“I am in contact with the teacher and trying to speak to other people where we can come up with something which will help other parents to check up and keep an eye on their children. Look at their phones, tablets, anything they’ve got and go through their history to see anything that’s not normal.
“Two kids from the Firth Park area tried doing this same thing last week and got caught within few hours. And this trend is growing.
“Be very careful and if you do go to supermarkets, stores or especially IKEA. Just watch out for kids on their own, especially after school. Report them please.”
Detective Inspector Anna Sedgwick of South Yorkshire Police said the risks and harm that could be caused are “by no means humorous and could be catastrophic”.
She added: “Warehouses and shopping departments contain large quantities of heavy stock and items that could easily fall and crush someone if they are moved incorrectly, or used to build makeshift forts.
“As well as the safety risk, children often do this without the knowledge of their parents, which could lead to large-scale searches or even cause them to be reported as missing.
“This not only causes fear and worry for parents, friends, family and the local community but can also be a waste of valuable police time, which may be needed to respond to a life or death situation.”

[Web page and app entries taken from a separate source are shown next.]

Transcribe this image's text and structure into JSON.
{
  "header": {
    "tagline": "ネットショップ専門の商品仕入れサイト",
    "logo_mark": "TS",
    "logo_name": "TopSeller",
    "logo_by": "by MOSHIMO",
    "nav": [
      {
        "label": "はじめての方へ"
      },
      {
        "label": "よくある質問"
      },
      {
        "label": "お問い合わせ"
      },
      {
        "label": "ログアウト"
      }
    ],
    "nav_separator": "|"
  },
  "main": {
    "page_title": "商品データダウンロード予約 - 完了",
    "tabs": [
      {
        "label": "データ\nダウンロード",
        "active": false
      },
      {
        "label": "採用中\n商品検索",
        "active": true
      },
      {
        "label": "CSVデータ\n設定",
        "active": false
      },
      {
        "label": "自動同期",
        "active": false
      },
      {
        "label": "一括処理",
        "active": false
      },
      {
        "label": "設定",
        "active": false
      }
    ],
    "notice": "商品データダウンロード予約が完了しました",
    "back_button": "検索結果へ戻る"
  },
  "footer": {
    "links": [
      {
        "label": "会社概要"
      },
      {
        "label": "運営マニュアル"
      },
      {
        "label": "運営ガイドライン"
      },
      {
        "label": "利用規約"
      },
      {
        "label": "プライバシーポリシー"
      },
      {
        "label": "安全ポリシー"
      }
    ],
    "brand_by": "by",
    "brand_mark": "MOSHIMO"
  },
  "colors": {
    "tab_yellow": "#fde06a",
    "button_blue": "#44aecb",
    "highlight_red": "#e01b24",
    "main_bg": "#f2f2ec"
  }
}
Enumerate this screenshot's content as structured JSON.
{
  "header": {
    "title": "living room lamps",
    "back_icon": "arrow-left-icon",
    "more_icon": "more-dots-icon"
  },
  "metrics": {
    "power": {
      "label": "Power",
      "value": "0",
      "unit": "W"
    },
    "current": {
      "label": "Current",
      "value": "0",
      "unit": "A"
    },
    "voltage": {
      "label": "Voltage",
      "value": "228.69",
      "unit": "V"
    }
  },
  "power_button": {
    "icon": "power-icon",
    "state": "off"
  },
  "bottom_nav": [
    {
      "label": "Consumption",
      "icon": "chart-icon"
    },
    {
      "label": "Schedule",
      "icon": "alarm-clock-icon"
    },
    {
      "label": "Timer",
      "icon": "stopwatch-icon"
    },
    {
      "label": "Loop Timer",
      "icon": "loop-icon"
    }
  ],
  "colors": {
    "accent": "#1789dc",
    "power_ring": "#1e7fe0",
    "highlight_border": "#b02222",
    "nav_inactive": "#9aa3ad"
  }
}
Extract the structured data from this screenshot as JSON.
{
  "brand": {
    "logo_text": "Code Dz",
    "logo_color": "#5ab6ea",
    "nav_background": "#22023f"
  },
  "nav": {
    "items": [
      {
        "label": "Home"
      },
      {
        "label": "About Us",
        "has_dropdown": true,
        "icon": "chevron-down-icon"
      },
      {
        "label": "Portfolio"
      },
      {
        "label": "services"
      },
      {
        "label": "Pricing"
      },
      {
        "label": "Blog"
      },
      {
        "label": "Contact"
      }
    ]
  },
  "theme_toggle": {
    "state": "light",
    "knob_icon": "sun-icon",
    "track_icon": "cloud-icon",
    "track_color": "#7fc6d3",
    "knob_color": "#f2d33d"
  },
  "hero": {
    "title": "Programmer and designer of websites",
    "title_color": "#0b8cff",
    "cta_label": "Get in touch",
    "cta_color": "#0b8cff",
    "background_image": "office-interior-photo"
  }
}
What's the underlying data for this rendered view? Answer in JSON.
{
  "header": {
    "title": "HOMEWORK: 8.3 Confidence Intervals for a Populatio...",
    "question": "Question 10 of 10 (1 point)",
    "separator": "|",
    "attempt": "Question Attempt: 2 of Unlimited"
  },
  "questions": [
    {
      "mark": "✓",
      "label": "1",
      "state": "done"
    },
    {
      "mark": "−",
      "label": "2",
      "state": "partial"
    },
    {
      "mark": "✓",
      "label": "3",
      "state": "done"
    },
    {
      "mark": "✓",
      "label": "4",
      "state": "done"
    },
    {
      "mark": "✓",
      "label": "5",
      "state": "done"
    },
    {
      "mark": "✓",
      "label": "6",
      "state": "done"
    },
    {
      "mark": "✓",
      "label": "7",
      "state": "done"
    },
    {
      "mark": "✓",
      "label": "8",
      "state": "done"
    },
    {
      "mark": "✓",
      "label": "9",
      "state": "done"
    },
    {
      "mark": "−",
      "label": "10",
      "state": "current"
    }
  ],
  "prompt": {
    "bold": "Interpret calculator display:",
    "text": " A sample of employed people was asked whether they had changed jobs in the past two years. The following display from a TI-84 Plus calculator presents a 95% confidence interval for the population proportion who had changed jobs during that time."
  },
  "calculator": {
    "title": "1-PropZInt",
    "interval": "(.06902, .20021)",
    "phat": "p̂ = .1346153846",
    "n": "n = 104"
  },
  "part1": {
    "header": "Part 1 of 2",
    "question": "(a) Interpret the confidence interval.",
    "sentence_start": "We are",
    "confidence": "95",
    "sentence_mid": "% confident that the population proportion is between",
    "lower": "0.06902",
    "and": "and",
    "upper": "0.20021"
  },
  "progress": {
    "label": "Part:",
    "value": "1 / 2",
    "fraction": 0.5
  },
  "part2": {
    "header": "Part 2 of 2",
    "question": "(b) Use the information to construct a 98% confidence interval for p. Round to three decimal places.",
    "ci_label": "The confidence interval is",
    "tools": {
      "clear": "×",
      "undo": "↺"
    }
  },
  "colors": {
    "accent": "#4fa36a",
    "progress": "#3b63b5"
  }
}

She added the force is working with schools to raise awareness of the “craze”.